The publisher's blurb for this book mentions the movie Get Out and that's a fair comparison. But I recently heard author Zakiya Dalila Harris talking about the influences on her writing and she mentioned Stephen King and I can see that too. Those aside, debut author Harris puts her own fresh, unique stamp on her novel and takes the story to places neither of those others could or did go. What starts out as a skewering of the whiteness of the publishing biz is turned sideways when a building, unknown menace begins to infuse the story.
Nella Rogers is an editorial assistant and the only Black employee at Wagner Books. She struggles with the micro and let's admit it, macro-aggressions she experiences daily. So when another Black woman is hired by Wagner Nella is thrilled. Finally she'll not be so lonely. Surely Hazel will truly understand Nella's frustrations and be the sounding board she's been longing for. Nella's delight is short-lived as Hazel not only gets along with her white colleagues, but also charms them, so much so that she is quickly getting opportunities never offered to Nella.
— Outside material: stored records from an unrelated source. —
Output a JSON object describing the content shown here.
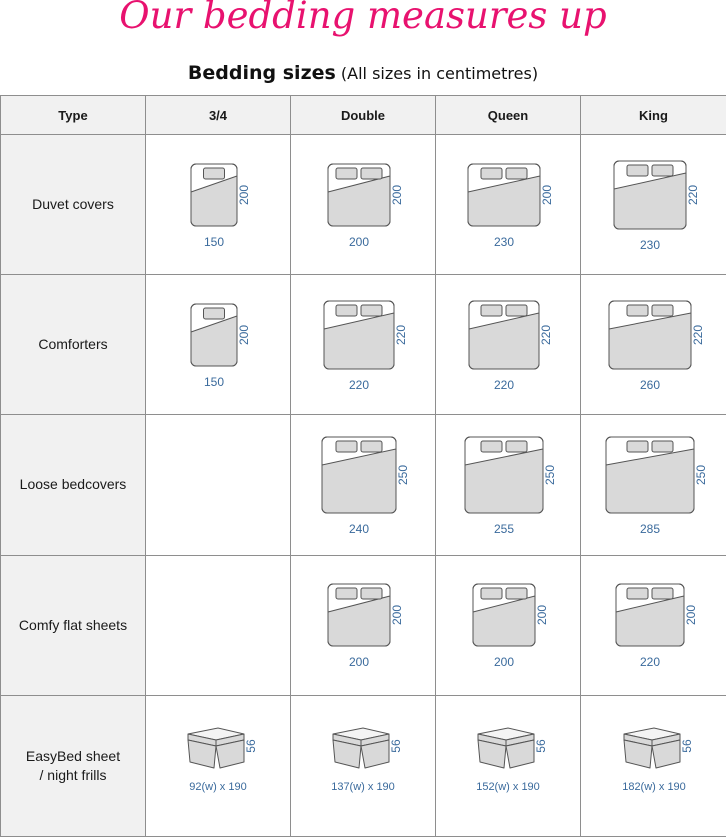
{
  "page": {
    "title": "Our bedding measures up",
    "subtitle_main": "Bedding sizes",
    "subtitle_note": "(All sizes in centimetres)"
  },
  "colors": {
    "title": "#e8126f",
    "dimension_text": "#3a6a9c",
    "bed_fill": "#d9d9d9",
    "bed_stroke": "#555555",
    "header_bg": "#f1f1f1",
    "grid_line": "#8e8e8e"
  },
  "table": {
    "columns": [
      "Type",
      "3/4",
      "Double",
      "Queen",
      "King"
    ],
    "rows": [
      {
        "label": "Duvet covers",
        "kind": "bed",
        "cells": [
          {
            "width": "150",
            "length": "200",
            "pillows": 1
          },
          {
            "width": "200",
            "length": "200",
            "pillows": 2
          },
          {
            "width": "230",
            "length": "200",
            "pillows": 2
          },
          {
            "width": "230",
            "length": "220",
            "pillows": 2
          }
        ]
      },
      {
        "label": "Comforters",
        "kind": "bed",
        "cells": [
          {
            "width": "150",
            "length": "200",
            "pillows": 1
          },
          {
            "width": "220",
            "length": "220",
            "pillows": 2
          },
          {
            "width": "220",
            "length": "220",
            "pillows": 2
          },
          {
            "width": "260",
            "length": "220",
            "pillows": 2
          }
        ]
      },
      {
        "label": "Loose bedcovers",
        "kind": "bed",
        "cells": [
          null,
          {
            "width": "240",
            "length": "250",
            "pillows": 2
          },
          {
            "width": "255",
            "length": "250",
            "pillows": 2
          },
          {
            "width": "285",
            "length": "250",
            "pillows": 2
          }
        ]
      },
      {
        "label": "Comfy flat sheets",
        "kind": "bed",
        "cells": [
          null,
          {
            "width": "200",
            "length": "200",
            "pillows": 2
          },
          {
            "width": "200",
            "length": "200",
            "pillows": 2
          },
          {
            "width": "220",
            "length": "200",
            "pillows": 2
          }
        ]
      },
      {
        "label": "EasyBed sheet / night frills",
        "kind": "frill",
        "cells": [
          {
            "size": "92(w) x 190",
            "height": "56"
          },
          {
            "size": "137(w) x 190",
            "height": "56"
          },
          {
            "size": "152(w) x 190",
            "height": "56"
          },
          {
            "size": "182(w) x 190",
            "height": "56"
          }
        ]
      }
    ]
  }
}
And even as Nella is dealing with this competition from the one person she thought would be an ally, the notes start to appear. Notes that tell her to "Leave Wagner. Now."
That's as far as I'm going to go in telling you about the plot as part of the delight I had in this book was how it never went where I thought it was going to go. The slow-building, sinister surprises it offered were so good, and yes, thrilling, that I want you to be able to experience them too. Enjoy!